ENTRIES SUPPLIED
____

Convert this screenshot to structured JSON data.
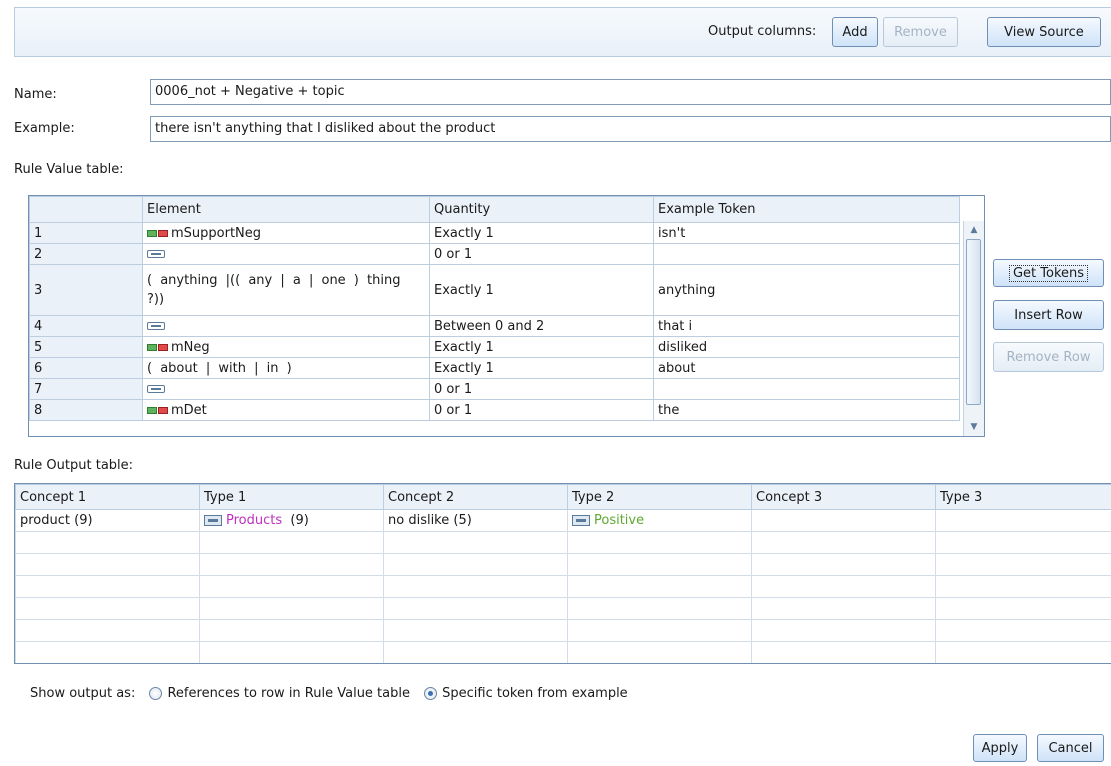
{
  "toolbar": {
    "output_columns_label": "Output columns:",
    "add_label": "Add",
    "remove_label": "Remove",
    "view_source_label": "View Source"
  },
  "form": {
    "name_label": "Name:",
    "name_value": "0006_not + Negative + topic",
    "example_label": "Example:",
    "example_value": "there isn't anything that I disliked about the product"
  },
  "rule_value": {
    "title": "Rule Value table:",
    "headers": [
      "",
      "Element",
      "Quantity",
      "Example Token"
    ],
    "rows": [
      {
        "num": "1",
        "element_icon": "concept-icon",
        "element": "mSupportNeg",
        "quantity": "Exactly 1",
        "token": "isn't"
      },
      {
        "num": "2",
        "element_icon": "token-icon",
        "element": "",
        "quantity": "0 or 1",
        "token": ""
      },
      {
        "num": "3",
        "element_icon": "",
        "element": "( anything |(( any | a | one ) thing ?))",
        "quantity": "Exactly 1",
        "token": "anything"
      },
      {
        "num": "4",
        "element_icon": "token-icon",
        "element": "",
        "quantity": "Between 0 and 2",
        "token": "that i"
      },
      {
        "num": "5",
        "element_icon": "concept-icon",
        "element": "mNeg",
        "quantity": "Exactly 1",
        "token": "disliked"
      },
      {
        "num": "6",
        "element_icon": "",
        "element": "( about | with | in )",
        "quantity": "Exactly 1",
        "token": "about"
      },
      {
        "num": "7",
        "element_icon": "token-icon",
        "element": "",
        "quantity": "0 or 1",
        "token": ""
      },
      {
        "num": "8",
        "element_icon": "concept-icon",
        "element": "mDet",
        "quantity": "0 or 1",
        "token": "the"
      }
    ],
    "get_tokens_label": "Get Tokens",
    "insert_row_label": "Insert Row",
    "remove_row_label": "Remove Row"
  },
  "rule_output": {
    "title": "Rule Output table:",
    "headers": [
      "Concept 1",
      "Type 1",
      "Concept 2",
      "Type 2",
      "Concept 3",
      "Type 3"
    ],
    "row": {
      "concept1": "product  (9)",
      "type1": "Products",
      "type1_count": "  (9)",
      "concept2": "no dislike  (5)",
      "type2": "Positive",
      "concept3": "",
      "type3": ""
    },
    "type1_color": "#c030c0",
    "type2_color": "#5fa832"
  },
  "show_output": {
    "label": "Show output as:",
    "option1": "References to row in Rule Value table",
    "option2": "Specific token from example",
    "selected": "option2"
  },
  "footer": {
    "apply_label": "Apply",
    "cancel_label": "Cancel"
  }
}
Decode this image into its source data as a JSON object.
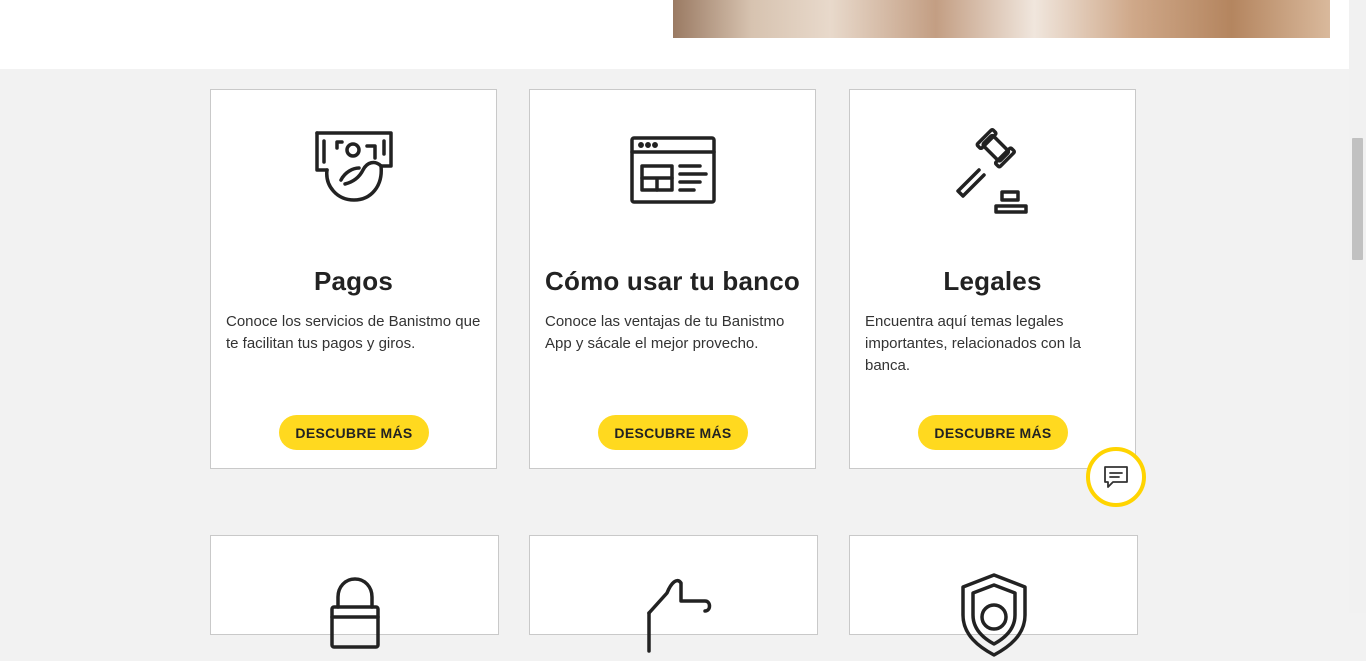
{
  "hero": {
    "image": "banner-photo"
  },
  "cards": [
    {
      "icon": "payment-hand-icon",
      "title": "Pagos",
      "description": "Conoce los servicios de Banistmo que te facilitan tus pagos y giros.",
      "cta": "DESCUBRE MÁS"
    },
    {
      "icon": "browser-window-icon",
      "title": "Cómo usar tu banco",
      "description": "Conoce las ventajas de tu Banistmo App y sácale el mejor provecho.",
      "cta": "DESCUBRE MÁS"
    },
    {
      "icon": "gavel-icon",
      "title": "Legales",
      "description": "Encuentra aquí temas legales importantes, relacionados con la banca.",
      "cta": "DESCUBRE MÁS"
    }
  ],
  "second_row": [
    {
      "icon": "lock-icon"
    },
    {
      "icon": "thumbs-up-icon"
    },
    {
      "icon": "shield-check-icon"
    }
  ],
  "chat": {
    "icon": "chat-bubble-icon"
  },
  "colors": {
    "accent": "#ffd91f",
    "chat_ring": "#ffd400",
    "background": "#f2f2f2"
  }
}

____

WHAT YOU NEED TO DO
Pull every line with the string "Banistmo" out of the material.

WORKED SOLUTION
      "description": "Conoce los servicios de Banistmo que te facilitan tus pagos y giros.",
      "description": "Conoce las ventajas de tu Banistmo App y sácale el mejor provecho.",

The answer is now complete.